Outcomes and ongoing concerns
In the first two years of the program, the cabins have served over 700 people, with more than 200 participants obtaining a driver’s license and 145 people finding employment. More importantly, 56 percent of the participants have exited to permanent housing or a longer-term program, and as of 2020, 41 percent of the total exits were to permanent housing. The program’s success and positive outcomes for its participants have prompted Oakland to continue to open up more Community Cabins sites throughout the city. So far a new community cabin site has opened in Oakland each year since the launch of the program, with a total of four sites offering a total of 232 beds available in 2021.
While there are many successes of the program, concerns have also been raised. Some Oakland Housing activist groups have argued that these two-person cabins are not a humane or adequate alternative to life on the streets. Additionally, the removal of encampment sites has been met with some public backlash, as it disrupts a community some of whose members do not or cannot join the Community Cabins. When these encampment sites are broken up, relationships and services individuals may have been receiving may be lost, and these individuals could be difficult to locate for services in the future. The location of some of the community cabin sites has also resulted in minor NIMBY backlash.
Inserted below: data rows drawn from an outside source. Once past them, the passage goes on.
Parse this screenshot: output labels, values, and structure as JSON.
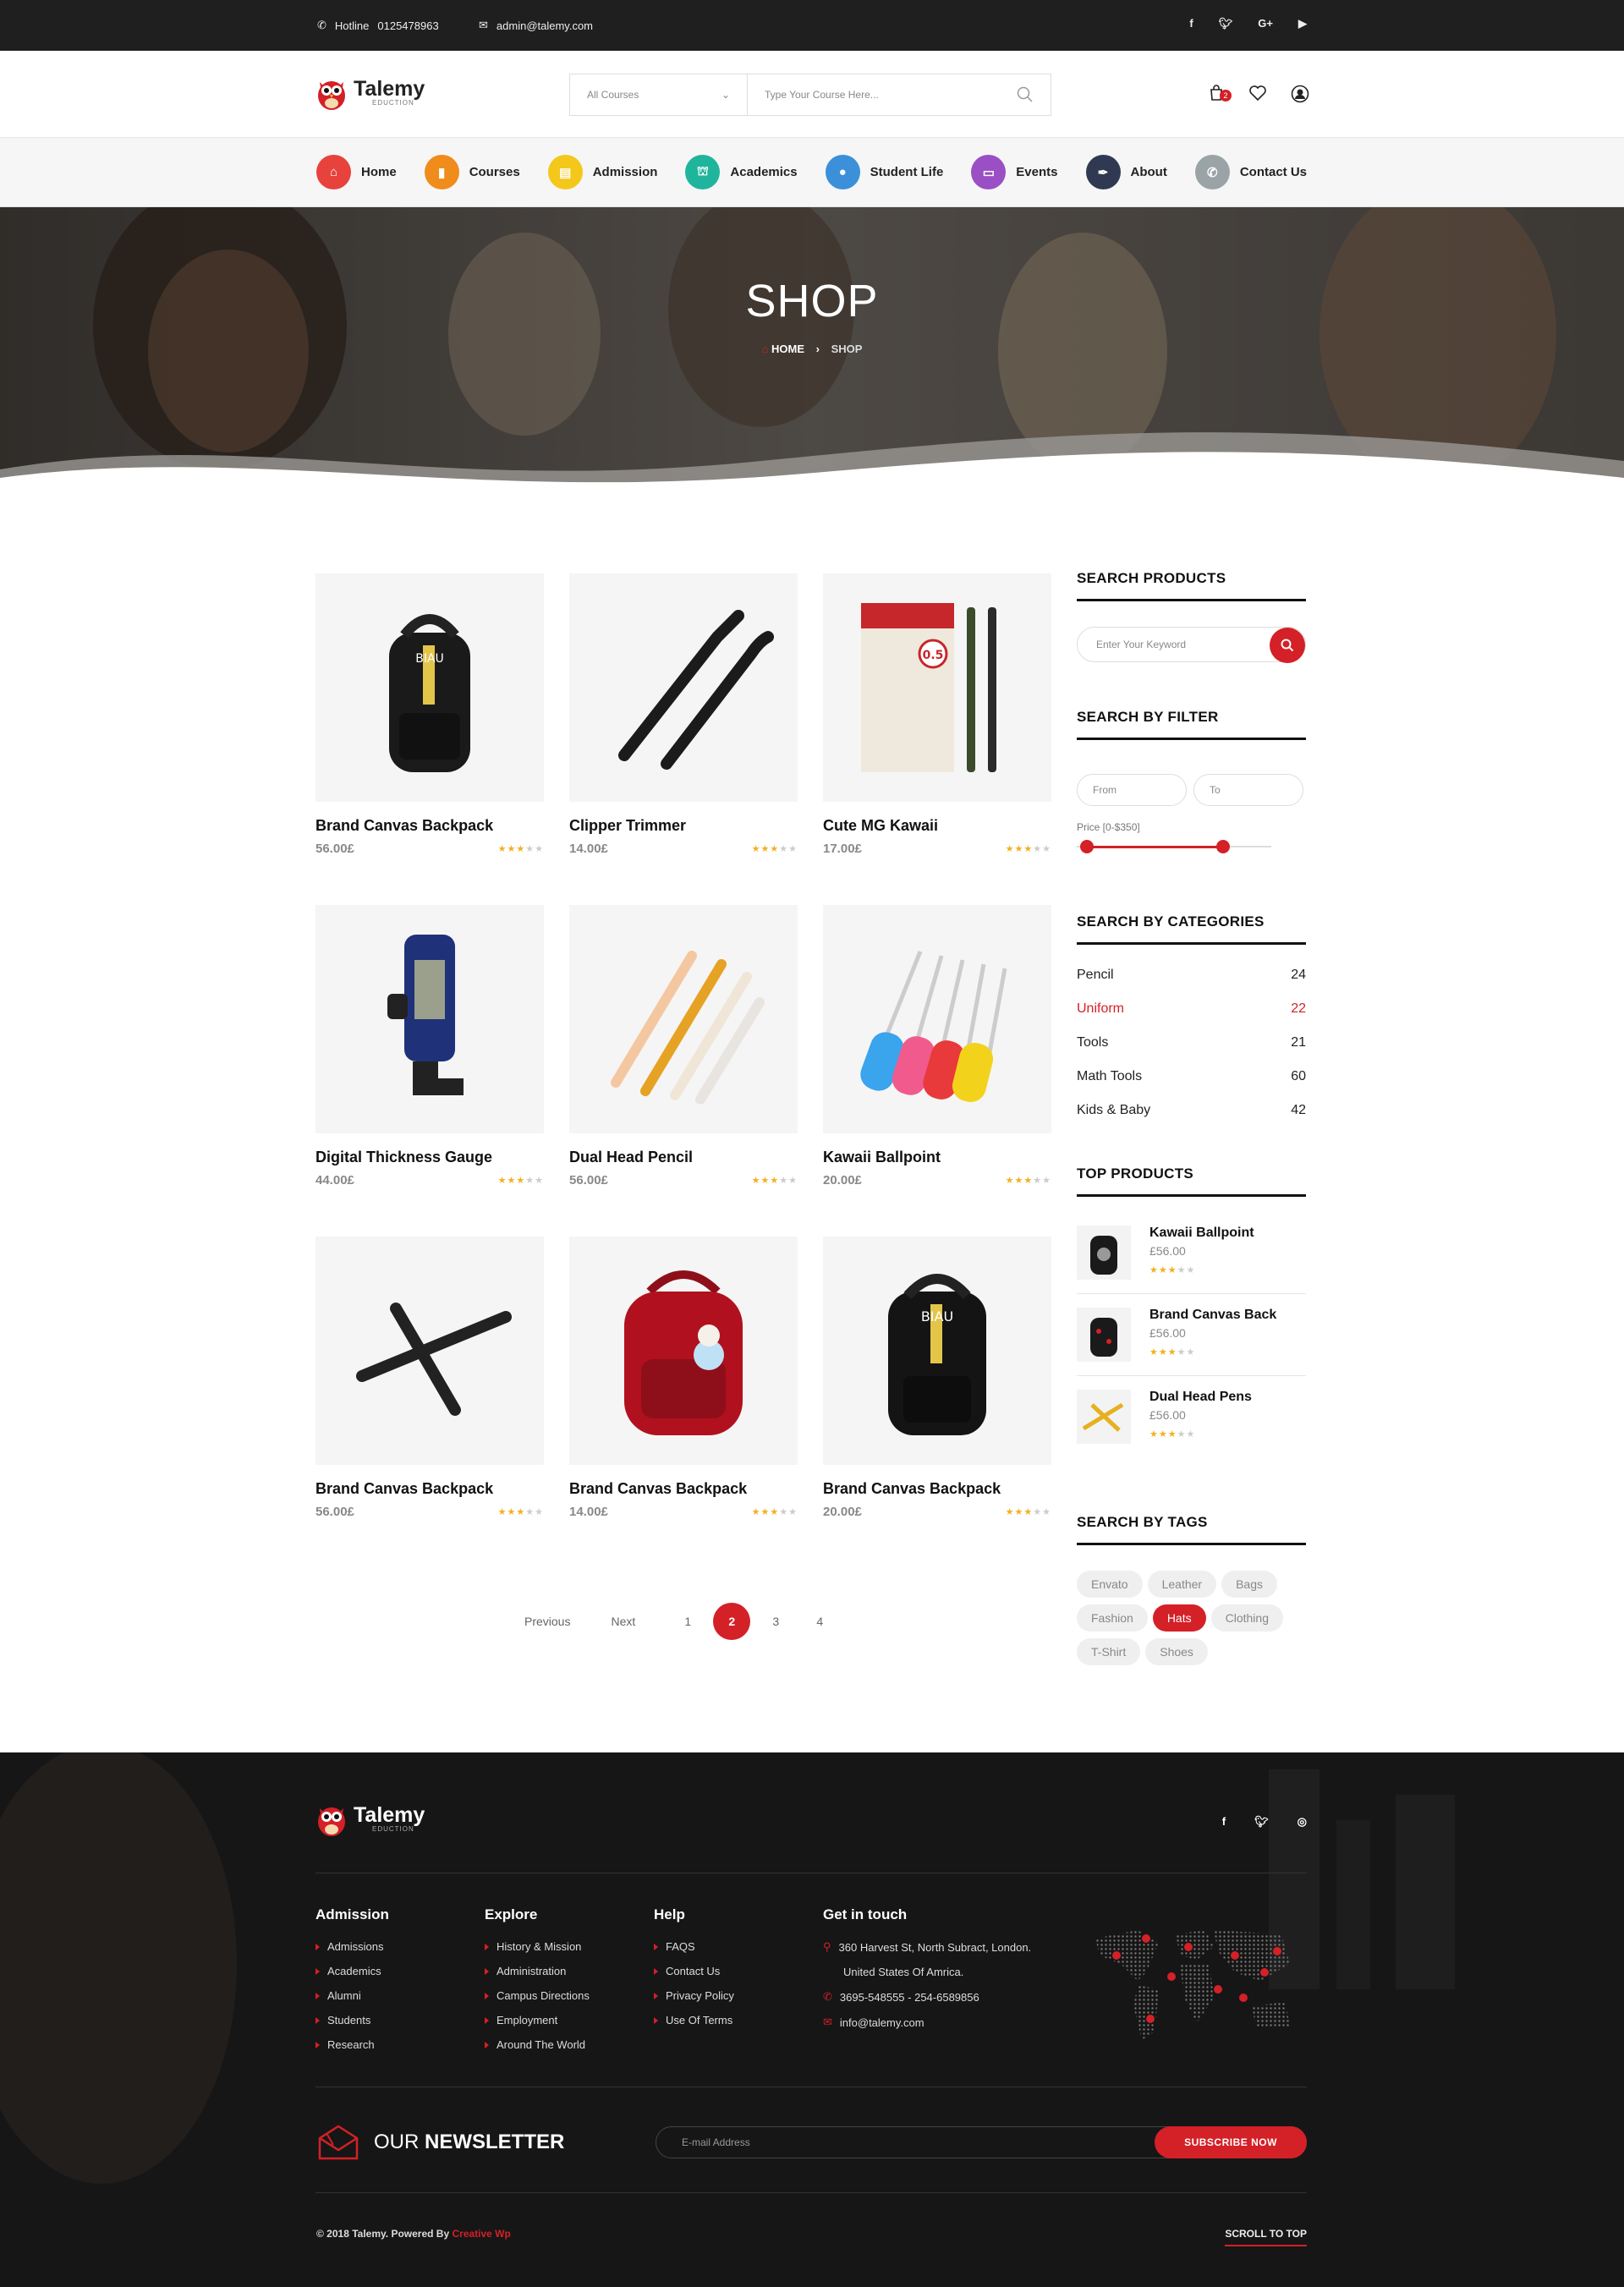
{
  "topbar": {
    "hotline_label": "Hotline",
    "hotline_number": "0125478963",
    "email": "admin@talemy.com",
    "social": [
      "f",
      "t",
      "G+",
      "yt"
    ]
  },
  "brand": {
    "name": "Talemy",
    "tagline": "EDUCTION"
  },
  "header": {
    "category_select": "All Courses",
    "search_placeholder": "Type Your Course Here...",
    "cart_count": "2"
  },
  "nav": {
    "items": [
      {
        "label": "Home",
        "color": "#e8423c"
      },
      {
        "label": "Courses",
        "color": "#f08c1b"
      },
      {
        "label": "Admission",
        "color": "#f3c81a"
      },
      {
        "label": "Academics",
        "color": "#1eb59c"
      },
      {
        "label": "Student Life",
        "color": "#3c8fd9"
      },
      {
        "label": "Events",
        "color": "#9a4fc5"
      },
      {
        "label": "About",
        "color": "#2f3a52"
      },
      {
        "label": "Contact Us",
        "color": "#9aa3a6"
      }
    ]
  },
  "hero": {
    "title": "SHOP",
    "crumb_home": "HOME",
    "crumb_current": "SHOP"
  },
  "products": [
    {
      "name": "Brand Canvas Backpack",
      "price": "56.00£",
      "rating": 3,
      "icon": "black-backpack"
    },
    {
      "name": "Clipper Trimmer",
      "price": "14.00£",
      "rating": 3,
      "icon": "tweezers"
    },
    {
      "name": "Cute MG Kawaii",
      "price": "17.00£",
      "rating": 3,
      "icon": "pen-box"
    },
    {
      "name": "Digital Thickness Gauge",
      "price": "44.00£",
      "rating": 3,
      "icon": "gauge"
    },
    {
      "name": "Dual Head Pencil",
      "price": "56.00£",
      "rating": 3,
      "icon": "pencils"
    },
    {
      "name": "Kawaii Ballpoint",
      "price": "20.00£",
      "rating": 3,
      "icon": "screwdrivers"
    },
    {
      "name": "Brand Canvas Backpack",
      "price": "56.00£",
      "rating": 3,
      "icon": "pencil-holders"
    },
    {
      "name": "Brand Canvas Backpack",
      "price": "14.00£",
      "rating": 3,
      "icon": "red-backpack"
    },
    {
      "name": "Brand Canvas Backpack",
      "price": "20.00£",
      "rating": 3,
      "icon": "black-backpack"
    }
  ],
  "pagination": {
    "previous": "Previous",
    "next": "Next",
    "pages": [
      "1",
      "2",
      "3",
      "4"
    ],
    "current": "2"
  },
  "sidebar": {
    "search_title": "SEARCH PRODUCTS",
    "search_placeholder": "Enter Your Keyword",
    "filter_title": "SEARCH BY FILTER",
    "from_placeholder": "From",
    "to_placeholder": "To",
    "price_label": "Price [0-$350]",
    "price_range_fraction": [
      0.05,
      0.75
    ],
    "categories_title": "SEARCH BY CATEGORIES",
    "categories": [
      {
        "name": "Pencil",
        "count": "24"
      },
      {
        "name": "Uniform",
        "count": "22"
      },
      {
        "name": "Tools",
        "count": "21"
      },
      {
        "name": "Math Tools",
        "count": "60"
      },
      {
        "name": "Kids & Baby",
        "count": "42"
      }
    ],
    "active_category": "Uniform",
    "top_title": "TOP PRODUCTS",
    "top_products": [
      {
        "name": "Kawaii Ballpoint",
        "price": "£56.00",
        "rating": 3
      },
      {
        "name": "Brand Canvas Back",
        "price": "£56.00",
        "rating": 3
      },
      {
        "name": "Dual Head Pens",
        "price": "£56.00",
        "rating": 3
      }
    ],
    "tags_title": "SEARCH BY TAGS",
    "tags": [
      "Envato",
      "Leather",
      "Bags",
      "Fashion",
      "Hats",
      "Clothing",
      "T-Shirt",
      "Shoes"
    ],
    "active_tag": "Hats"
  },
  "footer": {
    "social": [
      "f",
      "t",
      "ig"
    ],
    "admission": {
      "title": "Admission",
      "links": [
        "Admissions",
        "Academics",
        "Alumni",
        "Students",
        "Research"
      ]
    },
    "explore": {
      "title": "Explore",
      "links": [
        "History & Mission",
        "Administration",
        "Campus Directions",
        "Employment",
        "Around The World"
      ]
    },
    "help": {
      "title": "Help",
      "links": [
        "FAQS",
        "Contact Us",
        "Privacy Policy",
        "Use Of Terms"
      ]
    },
    "contact": {
      "title": "Get in touch",
      "address1": "360 Harvest St, North Subract, London.",
      "address2": "United States Of Amrica.",
      "phone": "3695-548555   -   254-6589856",
      "email": "info@talemy.com"
    },
    "newsletter": {
      "title_light": "OUR",
      "title_bold": "NEWSLETTER",
      "placeholder": "E-mail Address",
      "button": "SUBSCRIBE NOW"
    },
    "copyright": "© 2018 Talemy.  Powered By",
    "powered_by": "Creative Wp",
    "scroll_top": "SCROLL TO TOP"
  },
  "colors": {
    "accent": "#d42027",
    "star": "#f2b01e"
  }
}
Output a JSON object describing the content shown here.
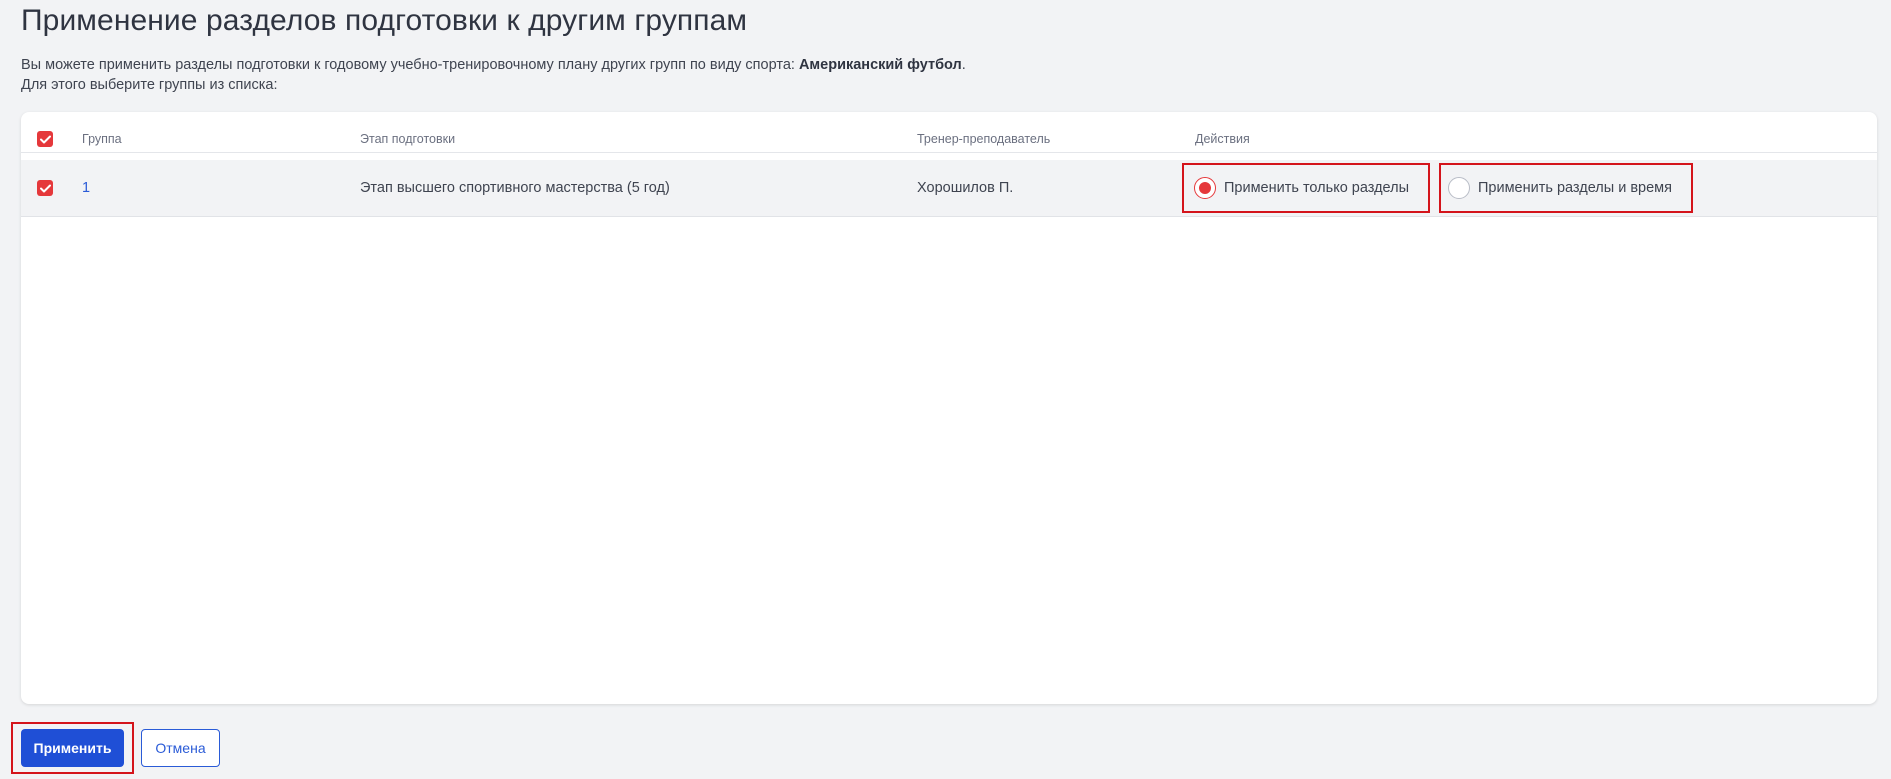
{
  "page": {
    "title": "Применение разделов подготовки к другим группам",
    "description_line1_prefix": "Вы можете применить разделы подготовки к годовому учебно-тренировочному плану других групп по виду спорта: ",
    "sport": "Американский футбол",
    "description_line1_suffix": ".",
    "description_line2": "Для этого выберите группы из списка:"
  },
  "table": {
    "select_all_checked": true,
    "columns": {
      "group": "Группа",
      "stage": "Этап подготовки",
      "coach": "Тренер-преподаватель",
      "actions": "Действия"
    },
    "rows": [
      {
        "checked": true,
        "group": "1",
        "stage": "Этап высшего спортивного мастерства (5 год)",
        "coach": "Хорошилов П.",
        "actions": [
          {
            "label": "Применить только разделы",
            "selected": true
          },
          {
            "label": "Применить разделы и время",
            "selected": false
          }
        ]
      }
    ]
  },
  "buttons": {
    "apply": "Применить",
    "cancel": "Отмена"
  },
  "colors": {
    "accent_red": "#e5383b",
    "highlight_red": "#d4141b",
    "primary_blue": "#1f4fd6",
    "link_blue": "#2a5bd7"
  }
}
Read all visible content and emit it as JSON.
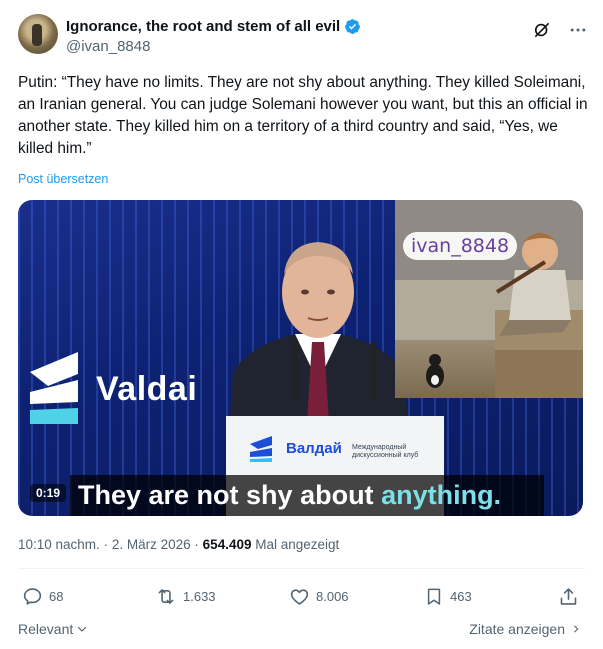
{
  "author": {
    "display_name": "Ignorance, the root and stem of all evil",
    "handle": "@ivan_8848"
  },
  "tweet": {
    "text": "Putin: “They have no limits. They are not shy about anything. They killed Soleimani, an Iranian general. You can judge Solemani however you want, but this an official in another state. They killed him on a territory of a third country and said, “Yes, we killed him.”",
    "translate_label": "Post übersetzen"
  },
  "media": {
    "backdrop_word": "Valdai",
    "podium_word": "Валдай",
    "podium_subtext": "Международный дискуссионный клуб",
    "inset_watermark": "ivan_8848",
    "timestamp": "0:19",
    "caption_start": "They are not shy about ",
    "caption_highlight": "anything."
  },
  "meta": {
    "time": "10:10 nachm.",
    "separator": "·",
    "date": "2. März 2026",
    "views": "654.409",
    "views_label": "Mal angezeigt"
  },
  "actions": {
    "replies": "68",
    "reposts": "1.633",
    "likes": "8.006",
    "bookmarks": "463"
  },
  "footer": {
    "sort_label": "Relevant",
    "quotes_label": "Zitate anzeigen"
  },
  "colors": {
    "link": "#1d9bf0",
    "muted": "#536471",
    "verified": "#1d9bf0"
  },
  "icons": [
    "verified-icon",
    "grok-icon",
    "more-icon",
    "reply-icon",
    "repost-icon",
    "like-icon",
    "bookmark-icon",
    "share-icon",
    "chevron-down-icon",
    "chevron-right-icon"
  ]
}
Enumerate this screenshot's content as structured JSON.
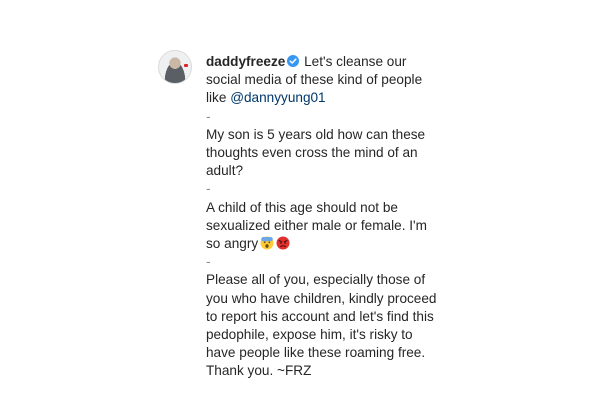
{
  "comment": {
    "username": "daddyfreeze",
    "verified": true,
    "intro_text": "Let's cleanse our social media of these kind of people like ",
    "mention": "@dannyyung01",
    "separator": "-",
    "paragraph_2": "My son is 5 years old how can these thoughts even cross the mind of an adult?",
    "paragraph_3": "A child of this age should not be sexualized either male or female. I'm so angry",
    "emojis": [
      "scared-face-icon",
      "angry-face-icon"
    ],
    "paragraph_4": "Please all of you, especially those of you who have children, kindly proceed to report his account and let's find this pedophile, expose him, it's risky to have people like these roaming free.",
    "signoff": "Thank you. ~FRZ"
  },
  "colors": {
    "text": "#262626",
    "mention": "#00376b",
    "verified": "#3897f0"
  }
}
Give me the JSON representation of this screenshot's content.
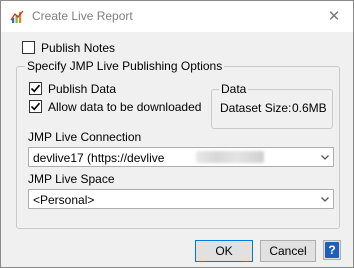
{
  "window": {
    "title": "Create Live Report",
    "close_glyph": "✕"
  },
  "publish_notes": {
    "label": "Publish Notes",
    "checked": false
  },
  "options_group": {
    "legend": "Specify JMP Live Publishing Options",
    "publish_data": {
      "label": "Publish Data",
      "checked": true
    },
    "allow_download": {
      "label": "Allow data to be downloaded",
      "checked": true
    },
    "data_group": {
      "legend": "Data",
      "size_label": "Dataset Size:",
      "size_value": "0.6MB"
    },
    "connection": {
      "label": "JMP Live Connection",
      "value": "devlive17 (https://devlive"
    },
    "space": {
      "label": "JMP Live Space",
      "value": "<Personal>"
    }
  },
  "buttons": {
    "ok": "OK",
    "cancel": "Cancel",
    "help": "?"
  },
  "icons": {
    "app": "jmp-app-icon",
    "close": "close-icon",
    "check": "check-icon",
    "chevron": "chevron-down-icon",
    "help": "help-icon"
  },
  "colors": {
    "accent": "#0078d7",
    "help_blue": "#1c5fbd"
  }
}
On the plus side, many city residents have found these cabins preferable to the large encampments they see near their neighborhoods and how these cabins are a better option than seeing people go without basic shelter. Moreover, residents have supported the program, and start-up costs for the most recent Oak Street cabin site were fully covered via donations by Oakland residents. The community cabin idea has even appeared in other states and jurisdictions such as Detroit, Michigan, and Syracuse, New York, to name a few.
The Oakland Community Cabins program seeks to address two of Oakland’s most pressing housing policy issues: advancing racial equity in housing and unsheltered homelessness. In 2018 Oakland released the Oakland’s 2018 Equity Indicators Report: Measuring Change Toward Greater Equity in Oakland. Oakland’s Equity Indicators Report found “Homelessness” to be the city’s lowest-scoring indicator, receiving the lowest equity score possible of 1. According to the city of Oakland’s research and analysis, “African Americans were 41.76 times more likely than Asians to be homeless” as 70 percent of Oakland’s homeless population is African-American.
Furthermore, the Community Cabin Program is one of Oakland’s most recent efforts to support the area’s unsheltered population. The program represents a cost-effective and resource-efficient policy to address the long-standing problem. Unlike previous policies and programs, this program demonstrates Oakland’s creativity by using public land and harnessing the power of community and private stakeholders to support the jurisdiction’s homeless population.
The program is also unique in that it not only addresses the immediate concerns of homelessness but also provides participants with support in other areas, such as education, unemployment, housing affordability, etc. Community Cabins helps to address these problems by not only providing shelter, but other resources that residents may not have access to.